Task prompt:
Whichever lines of the entries hold the word "Оверсайз" should be identified and copied.

++++ Records to use ++++

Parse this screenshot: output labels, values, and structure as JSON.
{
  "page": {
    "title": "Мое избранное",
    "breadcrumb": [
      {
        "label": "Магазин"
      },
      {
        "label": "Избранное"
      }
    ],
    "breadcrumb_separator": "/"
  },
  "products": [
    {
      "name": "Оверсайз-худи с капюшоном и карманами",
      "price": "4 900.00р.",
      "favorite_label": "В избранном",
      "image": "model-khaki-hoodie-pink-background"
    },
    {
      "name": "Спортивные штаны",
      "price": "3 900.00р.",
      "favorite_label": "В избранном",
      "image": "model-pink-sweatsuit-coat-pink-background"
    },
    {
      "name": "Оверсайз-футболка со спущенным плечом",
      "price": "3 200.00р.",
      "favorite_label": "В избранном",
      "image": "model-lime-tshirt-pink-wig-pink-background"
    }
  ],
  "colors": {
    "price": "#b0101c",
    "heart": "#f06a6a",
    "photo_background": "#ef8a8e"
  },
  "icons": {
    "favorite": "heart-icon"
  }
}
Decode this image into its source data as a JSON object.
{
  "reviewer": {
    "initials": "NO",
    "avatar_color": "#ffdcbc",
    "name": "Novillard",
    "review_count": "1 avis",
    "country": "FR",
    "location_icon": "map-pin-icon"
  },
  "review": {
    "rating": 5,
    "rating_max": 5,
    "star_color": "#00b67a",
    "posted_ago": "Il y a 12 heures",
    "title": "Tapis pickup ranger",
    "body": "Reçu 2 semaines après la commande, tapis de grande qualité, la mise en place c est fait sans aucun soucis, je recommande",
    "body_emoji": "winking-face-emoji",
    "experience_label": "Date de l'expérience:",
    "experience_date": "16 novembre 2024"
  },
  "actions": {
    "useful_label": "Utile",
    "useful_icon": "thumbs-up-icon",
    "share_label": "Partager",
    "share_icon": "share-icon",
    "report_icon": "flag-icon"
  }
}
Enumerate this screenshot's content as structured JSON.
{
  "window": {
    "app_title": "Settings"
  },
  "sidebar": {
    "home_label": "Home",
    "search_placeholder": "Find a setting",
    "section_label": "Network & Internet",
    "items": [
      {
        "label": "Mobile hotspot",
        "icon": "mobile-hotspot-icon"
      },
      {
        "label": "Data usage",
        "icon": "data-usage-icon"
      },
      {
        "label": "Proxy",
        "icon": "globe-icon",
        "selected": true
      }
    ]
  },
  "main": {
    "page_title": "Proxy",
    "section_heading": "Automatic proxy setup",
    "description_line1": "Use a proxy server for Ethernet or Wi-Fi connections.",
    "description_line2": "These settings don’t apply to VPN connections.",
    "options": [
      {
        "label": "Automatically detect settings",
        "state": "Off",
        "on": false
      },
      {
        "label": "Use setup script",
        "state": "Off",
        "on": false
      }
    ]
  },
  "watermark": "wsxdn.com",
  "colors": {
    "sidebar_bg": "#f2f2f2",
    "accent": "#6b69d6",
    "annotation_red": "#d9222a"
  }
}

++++

Answer box:
      "name": "Оверсайз-худи с капюшоном и карманами",
      "name": "Оверсайз-футболка со спущенным плечом",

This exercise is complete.